In my opinion, one of the most beautiful Parashot of the Torah is Parashat Mishpatim, which sets the ground rules for a just and socially healthy society where everyone’s needs are met and the underprivileged and vulnerable are properly cared for, with dignity. The Parasha contains 53 commandments.
Lending money is considered a religious obligation when we can afford to do so. Helping others get on their feet and get ahead is an act of kindness. We are also prohibited from taking advantage of others’ needs and profiting from lending money: charging interest is a Biblical offence. But even after prohibiting charging interest, the Torah continues to look out for the dignity of the poor who are forced by circumstance to borrow.
“When you lend money to My people, to the poor among you, do not press them for repayment. Do not take interest from them. If you take your neighbour’s garment as security [for a loan], you must return it to them before sunset. This alone is their covering, the garment for their skin. With what shall they sleep? Therefore, if they cry out to Me, I will listen, for I am compassionate.” (Ex. 22:24-26)
Our obligation to take care of one another never ends. It is the creditor’s responsibility to continue looking out for their debtor, even if it means showing up at their door in the evening to give them their security garment back for the night, and returning to re-collect it in the morning.
As history progressed, the rabbis noticed that wealthy people were unwilling to lend large sums of money without charging interest and those who needed the loans were not finding anyone willing to lend to them. The rabbis therefore found a legal loophole to allow creditors to charge interest, to serve the greater good – having a society where people are willing to help one another. Even so, a long-standing tradition in every Jewish community is to have a Jewish Free Loan Society from which people can get interest free loans.
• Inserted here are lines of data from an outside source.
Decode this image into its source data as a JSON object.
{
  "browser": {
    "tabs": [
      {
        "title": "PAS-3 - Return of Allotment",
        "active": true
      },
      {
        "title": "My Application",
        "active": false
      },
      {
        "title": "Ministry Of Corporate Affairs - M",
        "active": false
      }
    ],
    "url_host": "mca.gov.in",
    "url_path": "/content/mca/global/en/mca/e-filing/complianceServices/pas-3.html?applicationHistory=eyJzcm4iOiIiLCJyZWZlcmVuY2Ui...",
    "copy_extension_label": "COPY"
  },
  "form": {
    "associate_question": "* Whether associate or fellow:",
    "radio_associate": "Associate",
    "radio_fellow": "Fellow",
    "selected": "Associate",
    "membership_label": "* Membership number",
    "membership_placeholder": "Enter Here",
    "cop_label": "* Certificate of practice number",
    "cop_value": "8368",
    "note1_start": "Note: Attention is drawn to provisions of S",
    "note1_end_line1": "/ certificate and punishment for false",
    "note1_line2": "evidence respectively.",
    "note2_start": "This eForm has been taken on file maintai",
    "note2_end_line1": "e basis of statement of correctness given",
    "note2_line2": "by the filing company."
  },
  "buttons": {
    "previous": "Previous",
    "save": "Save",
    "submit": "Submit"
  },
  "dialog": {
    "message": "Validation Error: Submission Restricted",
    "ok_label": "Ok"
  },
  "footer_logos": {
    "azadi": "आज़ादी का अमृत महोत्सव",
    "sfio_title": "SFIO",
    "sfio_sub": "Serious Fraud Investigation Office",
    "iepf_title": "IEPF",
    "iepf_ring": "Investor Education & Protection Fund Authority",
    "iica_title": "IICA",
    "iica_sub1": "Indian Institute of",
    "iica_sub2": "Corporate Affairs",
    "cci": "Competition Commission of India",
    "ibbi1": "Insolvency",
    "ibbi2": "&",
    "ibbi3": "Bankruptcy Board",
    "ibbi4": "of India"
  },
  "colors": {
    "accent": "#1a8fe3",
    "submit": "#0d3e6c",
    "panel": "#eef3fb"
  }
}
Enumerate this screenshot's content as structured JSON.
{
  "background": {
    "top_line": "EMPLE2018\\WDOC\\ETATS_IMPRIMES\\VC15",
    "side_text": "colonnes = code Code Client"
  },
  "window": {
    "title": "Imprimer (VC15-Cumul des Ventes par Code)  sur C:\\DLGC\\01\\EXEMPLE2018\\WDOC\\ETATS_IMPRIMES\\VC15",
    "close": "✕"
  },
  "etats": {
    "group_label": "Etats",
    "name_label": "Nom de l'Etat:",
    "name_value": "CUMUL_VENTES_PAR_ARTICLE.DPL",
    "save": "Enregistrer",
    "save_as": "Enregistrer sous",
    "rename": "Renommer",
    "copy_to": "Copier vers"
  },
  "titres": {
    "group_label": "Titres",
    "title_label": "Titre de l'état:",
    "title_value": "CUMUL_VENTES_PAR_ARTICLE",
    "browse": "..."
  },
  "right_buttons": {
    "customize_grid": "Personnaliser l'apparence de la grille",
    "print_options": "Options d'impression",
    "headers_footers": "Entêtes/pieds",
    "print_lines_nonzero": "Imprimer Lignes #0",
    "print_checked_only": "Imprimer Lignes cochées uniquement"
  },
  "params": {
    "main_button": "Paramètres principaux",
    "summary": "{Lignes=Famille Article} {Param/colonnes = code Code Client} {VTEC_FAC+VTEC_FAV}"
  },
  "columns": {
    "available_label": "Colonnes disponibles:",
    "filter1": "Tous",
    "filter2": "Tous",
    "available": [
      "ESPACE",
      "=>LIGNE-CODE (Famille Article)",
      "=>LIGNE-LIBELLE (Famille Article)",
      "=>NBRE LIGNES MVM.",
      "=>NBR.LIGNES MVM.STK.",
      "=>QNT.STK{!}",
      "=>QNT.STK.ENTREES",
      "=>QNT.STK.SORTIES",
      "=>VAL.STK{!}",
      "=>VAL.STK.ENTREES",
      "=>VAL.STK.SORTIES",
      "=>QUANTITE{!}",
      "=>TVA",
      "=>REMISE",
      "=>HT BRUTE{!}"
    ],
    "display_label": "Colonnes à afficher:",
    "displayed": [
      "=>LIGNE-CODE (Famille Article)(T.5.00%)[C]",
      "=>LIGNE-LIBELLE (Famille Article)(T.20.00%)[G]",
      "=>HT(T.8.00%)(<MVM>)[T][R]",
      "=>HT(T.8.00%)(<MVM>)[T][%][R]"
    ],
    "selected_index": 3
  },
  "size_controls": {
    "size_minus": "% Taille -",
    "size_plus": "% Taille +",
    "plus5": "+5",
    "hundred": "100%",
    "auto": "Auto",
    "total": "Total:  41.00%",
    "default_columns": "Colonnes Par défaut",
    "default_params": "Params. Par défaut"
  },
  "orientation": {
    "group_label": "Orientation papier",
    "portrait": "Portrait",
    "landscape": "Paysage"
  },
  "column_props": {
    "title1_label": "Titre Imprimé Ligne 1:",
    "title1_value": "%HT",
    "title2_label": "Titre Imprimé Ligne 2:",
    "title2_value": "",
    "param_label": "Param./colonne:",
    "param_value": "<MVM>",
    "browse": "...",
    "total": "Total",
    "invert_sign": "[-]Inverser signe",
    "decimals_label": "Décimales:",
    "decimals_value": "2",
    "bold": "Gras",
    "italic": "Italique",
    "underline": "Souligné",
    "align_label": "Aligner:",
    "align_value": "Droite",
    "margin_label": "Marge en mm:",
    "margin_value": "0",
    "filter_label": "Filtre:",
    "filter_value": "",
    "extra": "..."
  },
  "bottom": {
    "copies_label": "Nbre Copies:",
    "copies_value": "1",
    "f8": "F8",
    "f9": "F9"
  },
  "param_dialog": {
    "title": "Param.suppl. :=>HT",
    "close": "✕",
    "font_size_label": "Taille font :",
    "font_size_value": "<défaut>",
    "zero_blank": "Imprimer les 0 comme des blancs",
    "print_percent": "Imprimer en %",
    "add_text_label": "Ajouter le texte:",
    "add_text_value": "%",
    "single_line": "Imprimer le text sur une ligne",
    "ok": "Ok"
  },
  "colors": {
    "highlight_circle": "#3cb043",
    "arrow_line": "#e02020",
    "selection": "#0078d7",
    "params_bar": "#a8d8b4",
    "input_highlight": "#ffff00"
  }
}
Hamilton is no exception – our Jewish residents benefit from Jewish Free Loan (https://jewishfreeloan.ca/). Here at Beth Jacob, the Rabbi’s Discretionary Fund is used to support our members who find themselves in need in a dignified and fully confidential manner.
Perhaps the weekend of Parashat Mishpatim is a good occasion to make a modest donation either to Jewish Free Loan (I just did) or to the Discretionary Fund? “We all need somebody to lean on.”